▶ [YOUR INSTRUCTIONS]:
When you copy the entries, match them exactly and omit the pictures.

++++++++++++++++++++

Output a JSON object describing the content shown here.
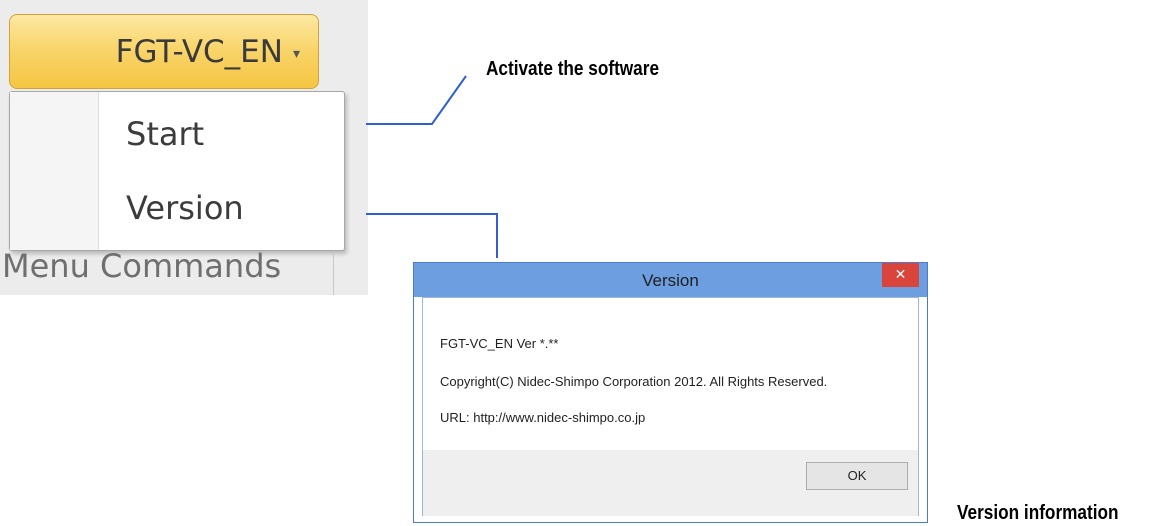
{
  "ribbon": {
    "dropdown_label": "FGT-VC_EN",
    "dropdown_caret": "▾",
    "menu_items": [
      {
        "label": "Start"
      },
      {
        "label": "Version"
      }
    ],
    "group_label": "Menu Commands"
  },
  "callouts": {
    "activate": "Activate the software",
    "version_info": "Version information"
  },
  "dialog": {
    "title": "Version",
    "close_glyph": "✕",
    "lines": [
      "FGT-VC_EN Ver *.**",
      "Copyright(C) Nidec-Shimpo Corporation 2012. All Rights Reserved.",
      "URL: http://www.nidec-shimpo.co.jp"
    ],
    "ok_label": "OK"
  },
  "colors": {
    "ribbon_accent": "#f5c542",
    "callout_line": "#2f5fd0",
    "titlebar": "#6c9ee0",
    "close_button": "#d9443b"
  }
}
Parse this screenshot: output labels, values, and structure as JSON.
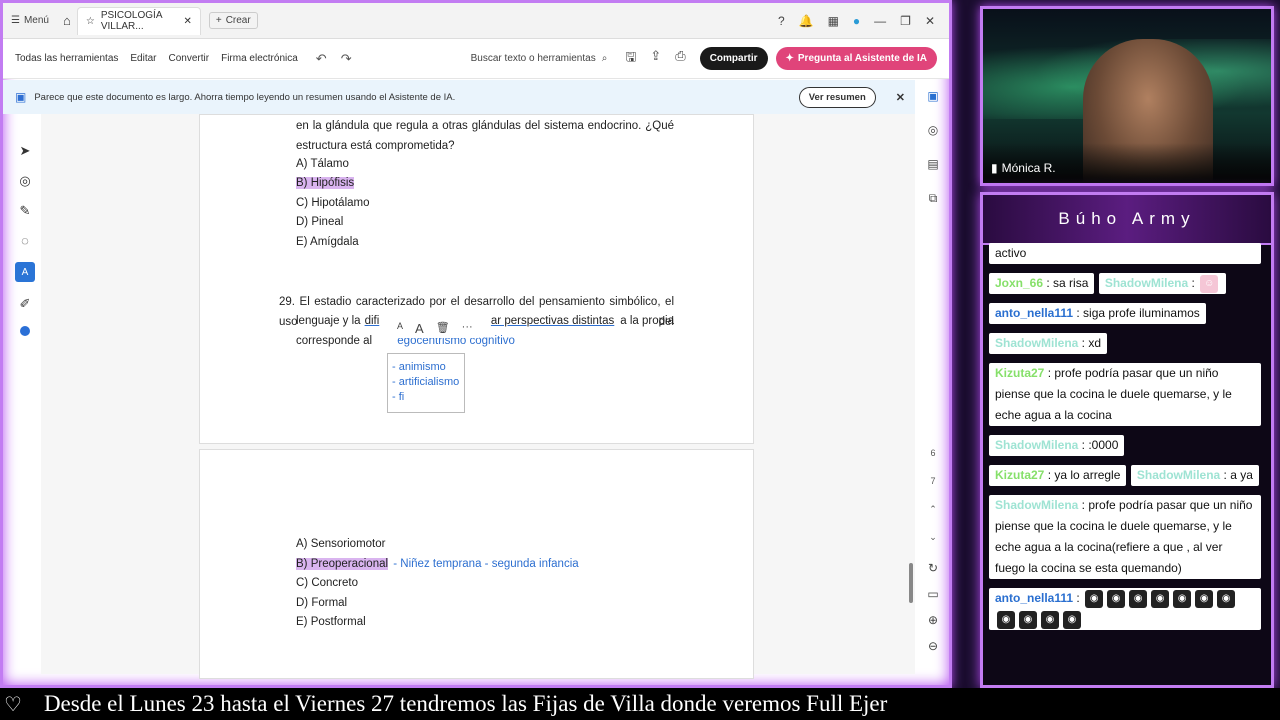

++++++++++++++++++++

▶ [RESPONSE BOX]:
Output a JSON object describing the content shown here.
{
  "ribbon": {
    "dropdown_label": "FGT-VC_EN",
    "dropdown_caret": "▾",
    "menu_items": [
      {
        "label": "Start"
      },
      {
        "label": "Version"
      }
    ],
    "group_label": "Menu Commands"
  },
  "callouts": {
    "activate": "Activate the software",
    "version_info": "Version information"
  },
  "dialog": {
    "title": "Version",
    "close_glyph": "✕",
    "lines": [
      "FGT-VC_EN Ver *.**",
      "Copyright(C) Nidec-Shimpo Corporation 2012. All Rights Reserved.",
      "URL: http://www.nidec-shimpo.co.jp"
    ],
    "ok_label": "OK"
  },
  "colors": {
    "ribbon_accent": "#f5c542",
    "callout_line": "#2f5fd0",
    "titlebar": "#6c9ee0",
    "close_button": "#d9443b"
  }
}
Parse this screenshot: output labels, values, and structure as JSON.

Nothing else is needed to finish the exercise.